Top of Available records
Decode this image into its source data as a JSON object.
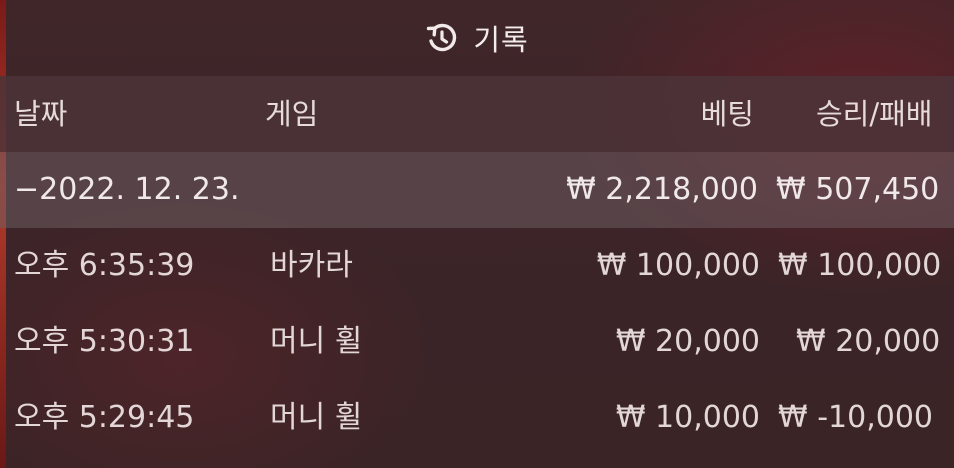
{
  "header": {
    "icon": "history-icon",
    "title": "기록"
  },
  "columns": {
    "date": "날짜",
    "game": "게임",
    "bet": "베팅",
    "result": "승리/패배"
  },
  "summary": {
    "date": "−2022. 12. 23.",
    "bet": "₩ 2,218,000",
    "result": "₩ 507,450"
  },
  "rows": [
    {
      "time": "오후 6:35:39",
      "game": "바카라",
      "bet": "₩ 100,000",
      "result": "₩ 100,000"
    },
    {
      "time": "오후 5:30:31",
      "game": "머니 휠",
      "bet": "₩ 20,000",
      "result": "₩ 20,000"
    },
    {
      "time": "오후 5:29:45",
      "game": "머니 휠",
      "bet": "₩ 10,000",
      "result": "₩ -10,000"
    }
  ],
  "colors": {
    "background": "#3c2428",
    "header_row": "#4c3438",
    "summary_row": "#6e5c60",
    "text": "#e9dede"
  }
}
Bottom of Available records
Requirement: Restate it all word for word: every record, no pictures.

Worked solution:
Decode this image into its source data as a JSON object.
{
  "header": {
    "icon": "history-icon",
    "title": "기록"
  },
  "columns": {
    "date": "날짜",
    "game": "게임",
    "bet": "베팅",
    "result": "승리/패배"
  },
  "summary": {
    "date": "−2022. 12. 23.",
    "bet": "₩ 2,218,000",
    "result": "₩ 507,450"
  },
  "rows": [
    {
      "time": "오후 6:35:39",
      "game": "바카라",
      "bet": "₩ 100,000",
      "result": "₩ 100,000"
    },
    {
      "time": "오후 5:30:31",
      "game": "머니 휠",
      "bet": "₩ 20,000",
      "result": "₩ 20,000"
    },
    {
      "time": "오후 5:29:45",
      "game": "머니 휠",
      "bet": "₩ 10,000",
      "result": "₩ -10,000"
    }
  ],
  "colors": {
    "background": "#3c2428",
    "header_row": "#4c3438",
    "summary_row": "#6e5c60",
    "text": "#e9dede"
  }
}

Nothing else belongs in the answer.